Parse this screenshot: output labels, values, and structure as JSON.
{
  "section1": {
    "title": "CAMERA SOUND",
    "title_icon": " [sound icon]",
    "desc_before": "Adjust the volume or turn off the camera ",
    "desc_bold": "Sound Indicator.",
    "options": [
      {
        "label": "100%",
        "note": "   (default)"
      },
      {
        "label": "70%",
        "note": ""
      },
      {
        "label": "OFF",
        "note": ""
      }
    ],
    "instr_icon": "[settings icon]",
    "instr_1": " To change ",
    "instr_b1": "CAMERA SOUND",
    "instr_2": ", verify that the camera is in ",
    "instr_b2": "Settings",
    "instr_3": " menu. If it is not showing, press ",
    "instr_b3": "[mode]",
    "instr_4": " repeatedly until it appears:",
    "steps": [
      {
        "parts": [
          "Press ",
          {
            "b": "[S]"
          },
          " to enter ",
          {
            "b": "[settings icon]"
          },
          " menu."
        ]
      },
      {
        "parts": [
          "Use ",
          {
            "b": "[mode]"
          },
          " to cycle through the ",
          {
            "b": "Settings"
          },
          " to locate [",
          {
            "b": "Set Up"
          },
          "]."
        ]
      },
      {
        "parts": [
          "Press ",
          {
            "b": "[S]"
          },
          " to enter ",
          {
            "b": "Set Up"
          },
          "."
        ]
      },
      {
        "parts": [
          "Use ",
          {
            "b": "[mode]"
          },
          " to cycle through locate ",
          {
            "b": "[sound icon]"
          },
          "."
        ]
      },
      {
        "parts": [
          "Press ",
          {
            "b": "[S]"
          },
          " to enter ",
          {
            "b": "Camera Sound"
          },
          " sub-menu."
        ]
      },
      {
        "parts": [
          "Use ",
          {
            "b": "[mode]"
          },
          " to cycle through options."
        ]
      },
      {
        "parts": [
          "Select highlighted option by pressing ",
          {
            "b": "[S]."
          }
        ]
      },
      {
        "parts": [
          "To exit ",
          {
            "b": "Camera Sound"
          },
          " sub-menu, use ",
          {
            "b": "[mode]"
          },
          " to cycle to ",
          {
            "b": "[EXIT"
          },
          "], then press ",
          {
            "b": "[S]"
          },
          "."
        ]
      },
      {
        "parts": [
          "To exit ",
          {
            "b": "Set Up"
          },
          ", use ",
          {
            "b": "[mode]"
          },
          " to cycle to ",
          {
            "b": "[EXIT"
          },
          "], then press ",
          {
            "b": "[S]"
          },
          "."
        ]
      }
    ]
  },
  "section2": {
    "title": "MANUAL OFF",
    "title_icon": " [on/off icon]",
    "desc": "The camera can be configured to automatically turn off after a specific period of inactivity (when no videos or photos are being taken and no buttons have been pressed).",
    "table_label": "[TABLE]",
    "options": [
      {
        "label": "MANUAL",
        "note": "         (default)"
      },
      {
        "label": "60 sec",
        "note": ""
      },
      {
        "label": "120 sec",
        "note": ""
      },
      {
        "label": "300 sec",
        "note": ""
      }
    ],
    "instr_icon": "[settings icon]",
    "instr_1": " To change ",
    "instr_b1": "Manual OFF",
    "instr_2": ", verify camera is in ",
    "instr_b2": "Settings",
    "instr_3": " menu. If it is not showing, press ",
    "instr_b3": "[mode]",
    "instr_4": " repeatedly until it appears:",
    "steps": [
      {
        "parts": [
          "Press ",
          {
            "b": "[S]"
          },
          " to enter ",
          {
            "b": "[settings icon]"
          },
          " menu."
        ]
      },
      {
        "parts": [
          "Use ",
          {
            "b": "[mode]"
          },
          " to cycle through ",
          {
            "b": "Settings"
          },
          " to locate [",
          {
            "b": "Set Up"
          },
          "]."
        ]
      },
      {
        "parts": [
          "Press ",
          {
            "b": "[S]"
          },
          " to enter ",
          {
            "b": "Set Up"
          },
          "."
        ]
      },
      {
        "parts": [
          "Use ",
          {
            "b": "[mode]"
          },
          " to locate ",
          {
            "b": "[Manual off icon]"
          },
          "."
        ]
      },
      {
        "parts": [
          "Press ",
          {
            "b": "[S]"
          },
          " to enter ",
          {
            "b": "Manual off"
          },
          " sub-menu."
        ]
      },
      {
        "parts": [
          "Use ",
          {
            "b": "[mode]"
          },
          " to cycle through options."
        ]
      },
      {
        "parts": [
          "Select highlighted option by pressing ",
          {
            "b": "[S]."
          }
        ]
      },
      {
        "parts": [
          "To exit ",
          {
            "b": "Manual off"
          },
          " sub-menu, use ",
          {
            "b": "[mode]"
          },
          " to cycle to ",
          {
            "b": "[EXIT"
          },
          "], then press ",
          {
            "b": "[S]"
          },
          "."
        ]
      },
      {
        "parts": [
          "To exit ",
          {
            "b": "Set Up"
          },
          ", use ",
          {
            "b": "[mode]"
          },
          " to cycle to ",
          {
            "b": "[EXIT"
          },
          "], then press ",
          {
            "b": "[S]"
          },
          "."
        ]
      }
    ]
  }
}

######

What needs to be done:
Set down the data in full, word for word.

Solution for this problem:
Parse this screenshot: output labels, values, and structure as JSON.
{
  "section1": {
    "title": "CAMERA SOUND",
    "title_icon": " [sound icon]",
    "desc_before": "Adjust the volume or turn off the camera ",
    "desc_bold": "Sound Indicator.",
    "options": [
      {
        "label": "100%",
        "note": "   (default)"
      },
      {
        "label": "70%",
        "note": ""
      },
      {
        "label": "OFF",
        "note": ""
      }
    ],
    "instr_icon": "[settings icon]",
    "instr_1": " To change ",
    "instr_b1": "CAMERA SOUND",
    "instr_2": ", verify that the camera is in ",
    "instr_b2": "Settings",
    "instr_3": " menu. If it is not showing, press ",
    "instr_b3": "[mode]",
    "instr_4": " repeatedly until it appears:",
    "steps": [
      {
        "parts": [
          "Press ",
          {
            "b": "[S]"
          },
          " to enter ",
          {
            "b": "[settings icon]"
          },
          " menu."
        ]
      },
      {
        "parts": [
          "Use ",
          {
            "b": "[mode]"
          },
          " to cycle through the ",
          {
            "b": "Settings"
          },
          " to locate [",
          {
            "b": "Set Up"
          },
          "]."
        ]
      },
      {
        "parts": [
          "Press ",
          {
            "b": "[S]"
          },
          " to enter ",
          {
            "b": "Set Up"
          },
          "."
        ]
      },
      {
        "parts": [
          "Use ",
          {
            "b": "[mode]"
          },
          " to cycle through locate ",
          {
            "b": "[sound icon]"
          },
          "."
        ]
      },
      {
        "parts": [
          "Press ",
          {
            "b": "[S]"
          },
          " to enter ",
          {
            "b": "Camera Sound"
          },
          " sub-menu."
        ]
      },
      {
        "parts": [
          "Use ",
          {
            "b": "[mode]"
          },
          " to cycle through options."
        ]
      },
      {
        "parts": [
          "Select highlighted option by pressing ",
          {
            "b": "[S]."
          }
        ]
      },
      {
        "parts": [
          "To exit ",
          {
            "b": "Camera Sound"
          },
          " sub-menu, use ",
          {
            "b": "[mode]"
          },
          " to cycle to ",
          {
            "b": "[EXIT"
          },
          "], then press ",
          {
            "b": "[S]"
          },
          "."
        ]
      },
      {
        "parts": [
          "To exit ",
          {
            "b": "Set Up"
          },
          ", use ",
          {
            "b": "[mode]"
          },
          " to cycle to ",
          {
            "b": "[EXIT"
          },
          "], then press ",
          {
            "b": "[S]"
          },
          "."
        ]
      }
    ]
  },
  "section2": {
    "title": "MANUAL OFF",
    "title_icon": " [on/off icon]",
    "desc": "The camera can be configured to automatically turn off after a specific period of inactivity (when no videos or photos are being taken and no buttons have been pressed).",
    "table_label": "[TABLE]",
    "options": [
      {
        "label": "MANUAL",
        "note": "         (default)"
      },
      {
        "label": "60 sec",
        "note": ""
      },
      {
        "label": "120 sec",
        "note": ""
      },
      {
        "label": "300 sec",
        "note": ""
      }
    ],
    "instr_icon": "[settings icon]",
    "instr_1": " To change ",
    "instr_b1": "Manual OFF",
    "instr_2": ", verify camera is in ",
    "instr_b2": "Settings",
    "instr_3": " menu. If it is not showing, press ",
    "instr_b3": "[mode]",
    "instr_4": " repeatedly until it appears:",
    "steps": [
      {
        "parts": [
          "Press ",
          {
            "b": "[S]"
          },
          " to enter ",
          {
            "b": "[settings icon]"
          },
          " menu."
        ]
      },
      {
        "parts": [
          "Use ",
          {
            "b": "[mode]"
          },
          " to cycle through ",
          {
            "b": "Settings"
          },
          " to locate [",
          {
            "b": "Set Up"
          },
          "]."
        ]
      },
      {
        "parts": [
          "Press ",
          {
            "b": "[S]"
          },
          " to enter ",
          {
            "b": "Set Up"
          },
          "."
        ]
      },
      {
        "parts": [
          "Use ",
          {
            "b": "[mode]"
          },
          " to locate ",
          {
            "b": "[Manual off icon]"
          },
          "."
        ]
      },
      {
        "parts": [
          "Press ",
          {
            "b": "[S]"
          },
          " to enter ",
          {
            "b": "Manual off"
          },
          " sub-menu."
        ]
      },
      {
        "parts": [
          "Use ",
          {
            "b": "[mode]"
          },
          " to cycle through options."
        ]
      },
      {
        "parts": [
          "Select highlighted option by pressing ",
          {
            "b": "[S]."
          }
        ]
      },
      {
        "parts": [
          "To exit ",
          {
            "b": "Manual off"
          },
          " sub-menu, use ",
          {
            "b": "[mode]"
          },
          " to cycle to ",
          {
            "b": "[EXIT"
          },
          "], then press ",
          {
            "b": "[S]"
          },
          "."
        ]
      },
      {
        "parts": [
          "To exit ",
          {
            "b": "Set Up"
          },
          ", use ",
          {
            "b": "[mode]"
          },
          " to cycle to ",
          {
            "b": "[EXIT"
          },
          "], then press ",
          {
            "b": "[S]"
          },
          "."
        ]
      }
    ]
  }
}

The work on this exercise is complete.